Backstory and Context
Blair House was an important home even its early years. The Blairs were an influential family and their son Montgomery Blair was an advisor to President Lincoln. The house experienced a resurgence in popularity in 1942 when became a place of residence for visiting dignitaries. It was frequent visits by Winston Churchill that sparked President Franklin Roosevelt’s desire to use the house for diplomatic purposes. It was purchased by the government in 1942.
Prior to Blair House, most guests of the president stayed in the White House and then a hotel or embassy for the rest of the visit. During the Truman administration the Blair House became the Truman White House. Renovation and remodeling in the White House left a need for Truman to relocate to Blair House. At this time as well, on November 1, 1950, Puerto Rican nationalists, Griselio Torresola and Oscar Collazo, made an assassination attempt on President Truman, in broad daylight. Collazo was mortally wounded and White House Policeman Leslie Coeffeit was killed in the failed attempt after he killed Torresola.
It now consists of four connected townhomes featuring more than 120 rooms. It has 14 guestrooms, 3 formal dining rooms, two conference rooms, a beauty salon, an exercise room and in-house laundry facility. It has a full-time staff of 18 people including an executive chef and a sous chef. It is not open to the public. If it is not occupied, Blair House often hosts special events.
The house has played a key role in U.S. history as many notable guests, important conversations and key decisions have been made within its walls. Famous guests at the Blair House include Winston Churchill, Vyacheslav Molotov, Emperor Akihito of Japan, Queen Elizabeth II, Charles de Gaulle, François Mitterrand, Vladimir Putin, Boris Yeltsin, Hosni Mubarak (Egypt), Margaret Thatcher, Javier Perez de Cuellar (5th Secretary General to the UN), Nambaryn Enkhbayar, Narendra Modi, Hamid Karzai (Afghanistan), and Justin Trudeau.

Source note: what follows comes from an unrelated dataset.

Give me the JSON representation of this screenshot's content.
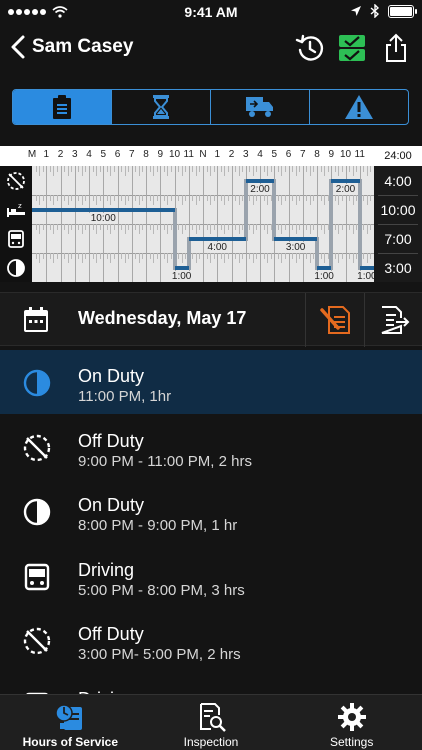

Smith, Elbert B. Francis Preston Blair. New York: Free Press, 1980.
Smith, William E. Francis P. Blair: Pen-executive of Andrew Jackson. Cedar Rapids: The Torch Press, 1931.